September 17, 2020

I recently read an article by Forbes, which really made me think about the changing face of influencers and brands over recent months. One of the most interesting elements of the article, was that not only is the world changing from a technology point of view, but it’s also changing from a culture point of view.

There’s a huge movement online of social media users looking for more authenticity and ‘realness’, it’s no longer about how many filters you can add or how smooth your thighs are (although that place of the internet does remain). Instead, people are looking for an insight into people’s lives. Instead of building a brand through showing off or making others feel bad about themselves, we’re instead setting a stage for those who want to share a message. We’re offering a platform to the everyday people doing extraordinary things, to those overcoming challenges which we all recognize, and for those whose platform is about being themselves as opposed to being a shiny version. Personally, the thought of this shift in content consumption makes me excited.

From a personal branding point of view, this new emphasis is making space for new creators, for a new generation of servers - those who want to create and generate content which is for a specific audience. It’s something I’ve been expecting and recognizing for a while, however, to see publications such as Forbes discussing it, is further confirmation that this is something we should be talking about and utilizing to our advantage. Whether that’s as a content creator, or as a content consumer - it’s time to stop feeling bad about ourselves. We all know the online world of influencers have become oversaturated, and Forbes lays out an excellent example of an influencer with 2.6 million follower being unable to sell 36 t-shirts. The reality is, people are moving away from the influencer market and into working with people who have a strong personal message. This is hugely exciting, because it means that not only are people engaging more and more with these types of creators, but it also means that these creators are being recognized for their worth.

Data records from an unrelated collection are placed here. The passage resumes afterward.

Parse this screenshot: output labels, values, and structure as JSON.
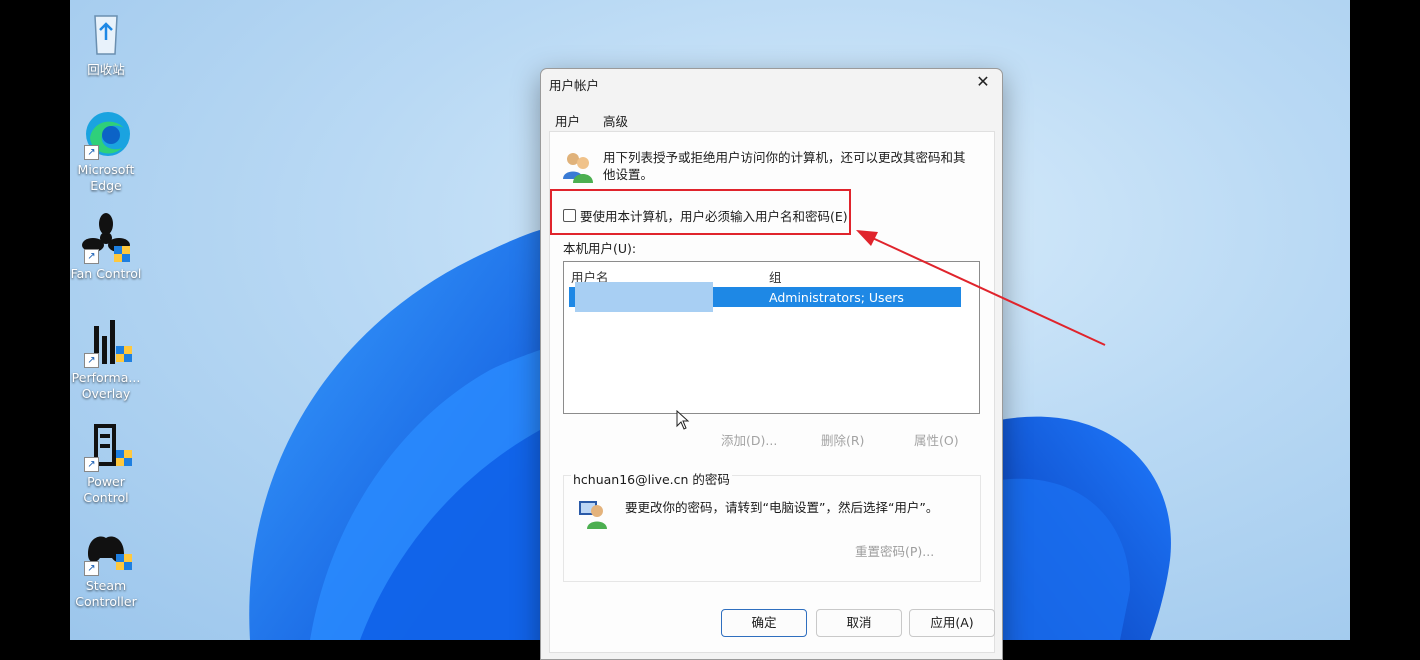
{
  "desktop": {
    "icons": [
      {
        "label": "回收站"
      },
      {
        "label": "Microsoft\nEdge"
      },
      {
        "label": "Fan Control"
      },
      {
        "label": "Performa...\nOverlay"
      },
      {
        "label": "Power\nControl"
      },
      {
        "label": "Steam\nController"
      }
    ]
  },
  "dialog": {
    "title": "用户帐户",
    "tabs": [
      {
        "label": "用户"
      },
      {
        "label": "高级"
      }
    ],
    "intro": "用下列表授予或拒绝用户访问你的计算机，还可以更改其密码和其他设置。",
    "checkbox_label": "要使用本计算机，用户必须输入用户名和密码(E)",
    "checkbox_checked": false,
    "local_users_label": "本机用户(U):",
    "table": {
      "headers": [
        "用户名",
        "组"
      ],
      "rows": [
        {
          "group": "Administrators; Users"
        }
      ]
    },
    "list_buttons": {
      "add": "添加(D)...",
      "remove": "删除(R)",
      "properties": "属性(O)"
    },
    "password_section": {
      "title": "hchuan16@live.cn 的密码",
      "text": "要更改你的密码，请转到“电脑设置”，然后选择“用户”。",
      "reset": "重置密码(P)..."
    },
    "buttons": {
      "ok": "确定",
      "cancel": "取消",
      "apply": "应用(A)"
    }
  },
  "colors": {
    "highlight_red": "#e0242c",
    "selection_blue": "#1e88e5"
  }
}
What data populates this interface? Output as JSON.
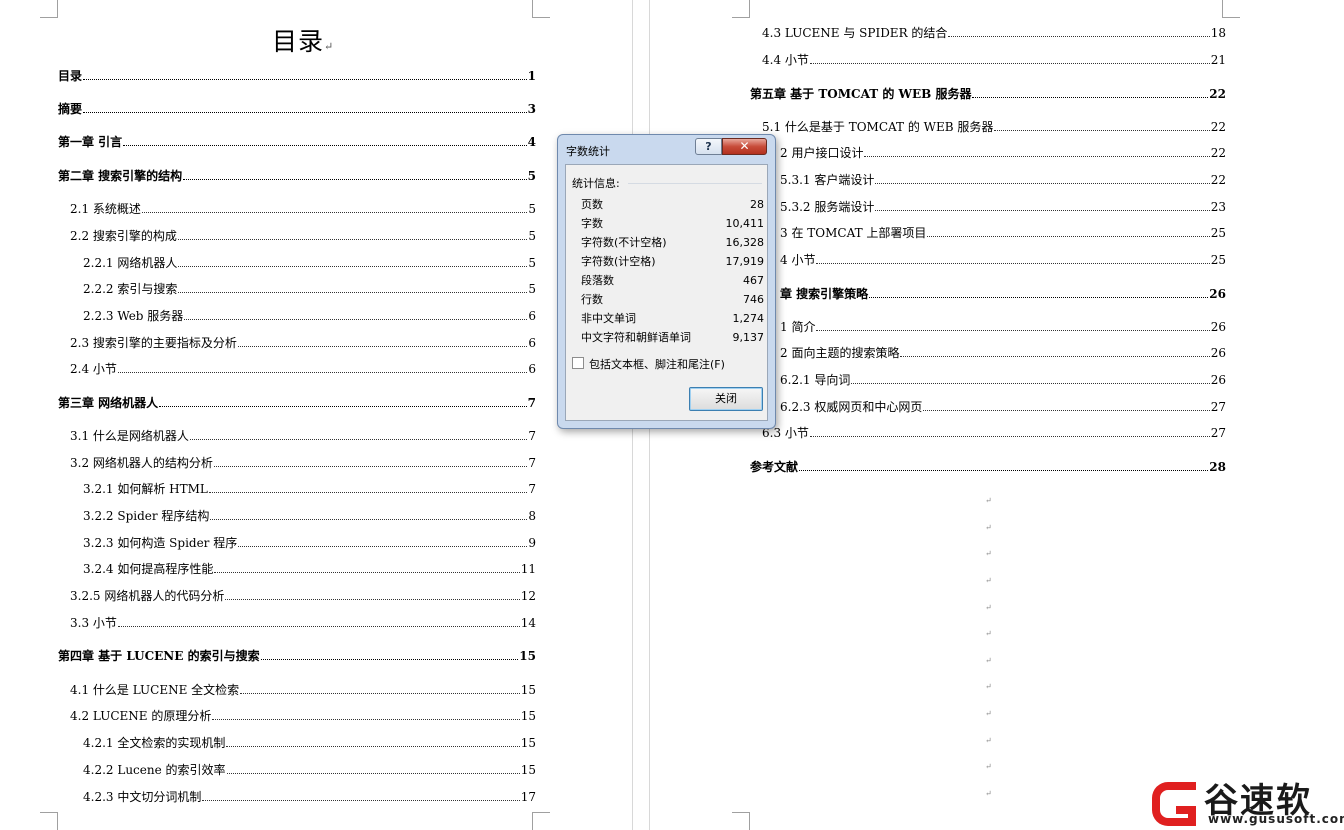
{
  "left_page": {
    "title": "目录",
    "title_mark": "↵",
    "entries": [
      {
        "text": "目录",
        "page": "1"
      },
      {
        "text": "摘要",
        "page": "3"
      },
      {
        "text": "第一章  引言",
        "page": "4"
      },
      {
        "text": "第二章  搜索引擎的结构",
        "page": "5"
      },
      {
        "text": "2.1 系统概述",
        "page": "5"
      },
      {
        "text": "2.2 搜索引擎的构成",
        "page": "5"
      },
      {
        "text": "2.2.1 网络机器人",
        "page": "5"
      },
      {
        "text": "2.2.2 索引与搜索",
        "page": "5"
      },
      {
        "text": "2.2.3 Web 服务器",
        "page": "6"
      },
      {
        "text": "2.3 搜索引擎的主要指标及分析",
        "page": "6"
      },
      {
        "text": "2.4 小节",
        "page": "6"
      },
      {
        "text": "第三章  网络机器人",
        "page": "7"
      },
      {
        "text": "3.1 什么是网络机器人",
        "page": "7"
      },
      {
        "text": "3.2 网络机器人的结构分析",
        "page": "7"
      },
      {
        "text": "3.2.1 如何解析 HTML",
        "page": "7"
      },
      {
        "text": "3.2.2 Spider 程序结构",
        "page": "8"
      },
      {
        "text": "3.2.3 如何构造 Spider 程序",
        "page": "9"
      },
      {
        "text": "3.2.4 如何提高程序性能",
        "page": "11"
      },
      {
        "text": "3.2.5 网络机器人的代码分析",
        "page": "12"
      },
      {
        "text": "3.3 小节",
        "page": "14"
      },
      {
        "text": "第四章  基于 LUCENE 的索引与搜索",
        "page": "15"
      },
      {
        "text": "4.1 什么是 LUCENE 全文检索",
        "page": "15"
      },
      {
        "text": "4.2 LUCENE 的原理分析",
        "page": "15"
      },
      {
        "text": "4.2.1 全文检索的实现机制",
        "page": "15"
      },
      {
        "text": "4.2.2  Lucene 的索引效率",
        "page": "15"
      },
      {
        "text": "4.2.3  中文切分词机制",
        "page": "17"
      }
    ]
  },
  "right_page": {
    "entries": [
      {
        "text": "4.3 LUCENE 与 SPIDER 的结合",
        "page": "18"
      },
      {
        "text": "4.4 小节",
        "page": "21"
      },
      {
        "text": "第五章  基于 TOMCAT 的 WEB 服务器",
        "page": "22"
      },
      {
        "text": "5.1 什么是基于 TOMCAT 的 WEB 服务器",
        "page": "22"
      },
      {
        "text": "2 用户接口设计",
        "page": "22"
      },
      {
        "text": "5.3.1 客户端设计",
        "page": "22"
      },
      {
        "text": "5.3.2 服务端设计",
        "page": "23"
      },
      {
        "text": "3 在 TOMCAT 上部署项目",
        "page": "25"
      },
      {
        "text": "4 小节",
        "page": "25"
      },
      {
        "text": "章  搜索引擎策略",
        "page": "26"
      },
      {
        "text": "1 简介",
        "page": "26"
      },
      {
        "text": "2 面向主题的搜索策略",
        "page": "26"
      },
      {
        "text": "6.2.1 导向词",
        "page": "26"
      },
      {
        "text": "6.2.3 权威网页和中心网页",
        "page": "27"
      },
      {
        "text": "6.3 小节",
        "page": "27"
      },
      {
        "text": "参考文献",
        "page": "28"
      }
    ],
    "paragraph_mark": "↵"
  },
  "dialog": {
    "title": "字数统计",
    "help_label": "?",
    "close_icon": "✕",
    "group_label": "统计信息:",
    "stats": [
      {
        "label": "页数",
        "value": "28"
      },
      {
        "label": "字数",
        "value": "10,411"
      },
      {
        "label": "字符数(不计空格)",
        "value": "16,328"
      },
      {
        "label": "字符数(计空格)",
        "value": "17,919"
      },
      {
        "label": "段落数",
        "value": "467"
      },
      {
        "label": "行数",
        "value": "746"
      },
      {
        "label": "非中文单词",
        "value": "1,274"
      },
      {
        "label": "中文字符和朝鲜语单词",
        "value": "9,137"
      }
    ],
    "checkbox_label": "包括文本框、脚注和尾注(F)",
    "checkbox_checked": false,
    "close_button": "关闭"
  },
  "watermark": {
    "name": "谷速软件",
    "url": "www.gususoft.com",
    "brand_color": "#e02020"
  }
}
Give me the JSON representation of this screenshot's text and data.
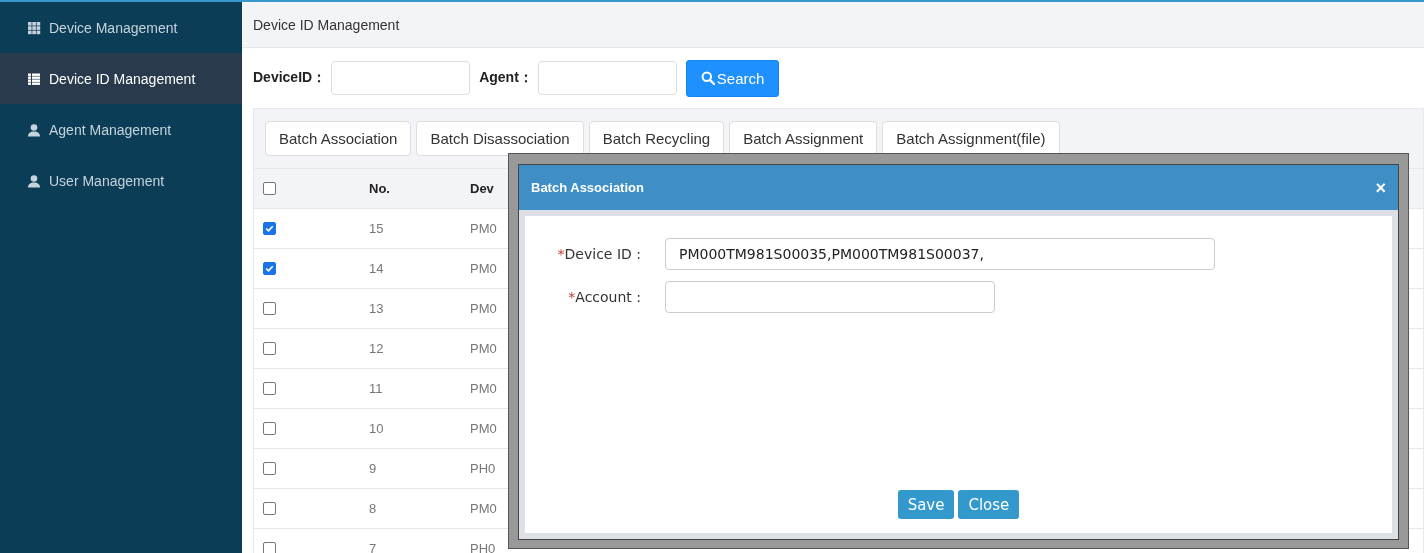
{
  "sidebar": {
    "items": [
      {
        "label": "Device Management",
        "selected": false
      },
      {
        "label": "Device ID Management",
        "selected": true
      },
      {
        "label": "Agent Management",
        "selected": false
      },
      {
        "label": "User Management",
        "selected": false
      }
    ]
  },
  "page_title": "Device ID Management",
  "search": {
    "fields": [
      {
        "label": "DeviceID："
      },
      {
        "label": "Agent："
      }
    ],
    "button": "Search"
  },
  "toolbar": {
    "buttons": [
      "Batch Association",
      "Batch Disassociation",
      "Batch Recycling",
      "Batch Assignment",
      "Batch Assignment(file)"
    ]
  },
  "table": {
    "select_all": {
      "checked": false
    },
    "columns": [
      "No.",
      "Dev"
    ],
    "rows": [
      {
        "checked": true,
        "no": "15",
        "device": "PM0"
      },
      {
        "checked": true,
        "no": "14",
        "device": "PM0"
      },
      {
        "checked": false,
        "no": "13",
        "device": "PM0"
      },
      {
        "checked": false,
        "no": "12",
        "device": "PM0"
      },
      {
        "checked": false,
        "no": "11",
        "device": "PM0"
      },
      {
        "checked": false,
        "no": "10",
        "device": "PM0"
      },
      {
        "checked": false,
        "no": "9",
        "device": "PH0"
      },
      {
        "checked": false,
        "no": "8",
        "device": "PM0"
      },
      {
        "checked": false,
        "no": "7",
        "device": "PH0"
      }
    ]
  },
  "modal": {
    "title": "Batch Association",
    "close": "×",
    "fields": [
      {
        "required_mark": "*",
        "label": "Device ID :",
        "value": "PM000TM981S00035,PM000TM981S00037,"
      },
      {
        "required_mark": "*",
        "label": "Account :"
      }
    ],
    "buttons": [
      "Save",
      "Close"
    ]
  }
}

If you’ve been thinking about moving into that creation space, of building a personal brand and taking your message and vision more seriously, there has never been a better time.

How to use Social Media as a Creator

From blogging to photography to being a content creator, the online world is transforming - and it’s becoming your oyster. There are hundreds of thousands of resources for you at your fingertips, but what these resources often overlook, is the foundation - the 'how to' the 'why'. So, what do you need to do to use this shift in the online world to maximize your personal brand?

Defining and Refining

There are several questions you should be asking yourself before you start to build a business from your brand - and the number one, is what exactly do you want to do? Do you want to create online products? Do you want to be a service? And is there anyone right now, who is doing it already?

The reach of social media can make it feel like you can reach anyone and everyone, but the reality is you don’t want to do that. Have you ever heard the saying, “I’d rather have one best friend who loves me, than 500 friends who tolerate me.” You will never make an impact or change the lives of those who tolerate you - which is why you need to find your audience. Those who you serve.

To do this, you need to niche down. To truly identify your niche, you're going to need to niche, niche down, niche down again and, probably, niche down once more. It’s a process, but it means you’ll be reaching those who need and want to follow you.

Once you've identified who your niche is, it's time to look at what others are doing. The likelihood is, if you're already generalizing, you'll have an idea of who is killing it in your niche and what products you love. If not, it's time to have a Google of the competition.

Research and write down:

  • Three online businesses/business models you like, with examples of the social media content
  • Three online products you like (this could be a program, or a digital product) and how they are promoting this on social media

Alongside each one, write what you like and dislike about it. What are they doing well and what would you like to replicate? What do you not like?

Once you've defined this, you can start to build your business and generate the content you would enjoy consuming.

Building Your Methodology

Your methodology is simple - how do you take someone from A to B. If you've identified your target audience as somebody who wants to build a new product, how do you take them from that ideation stage to a tangible product? How do you solve their problems? Remember, Rome wasn't built in a day. Your methodology may take tweaking, but that is perfectly okay. We all need to learn, adapt and overcome and as elements of society such as technology continue to evolve, we will need to adapt our methods too. Your personal brand will be a key factor in determining this methodology as you will want your A to B to adhere to your own values and vision. Once you've broken down your methodology into steps, you can narrow those steps down into keywords for your processes. Once those keywords have been defined, you can create content around those stages, knowing this is exactly what your target audience needs to get from A to B.

Building Your Assets

Your methodology is the starting point for your content, which will help you to decide on and build your assets.  Your assets are what people want to buy, they are essentially, what will turn your hobby into a business. The idea of developing a personal brand and taking the previous steps to identify your niche and purpose, is that you know you will have an audience who want to buy your products. Because you’ve been targeting them, you’ve been reaching them, and they’ve been engaging with you. When you are building your assets you should always have the methodology of A to B at the forefront of your mind - how will these assets help your target audience? What are you bringing to this particular table that they need to purchase?

Related Articles

How to Succeed on LinkedIn in 2022


What is a Personal Brand Statement? Examples and Tips


Personal Branding is more than a Logo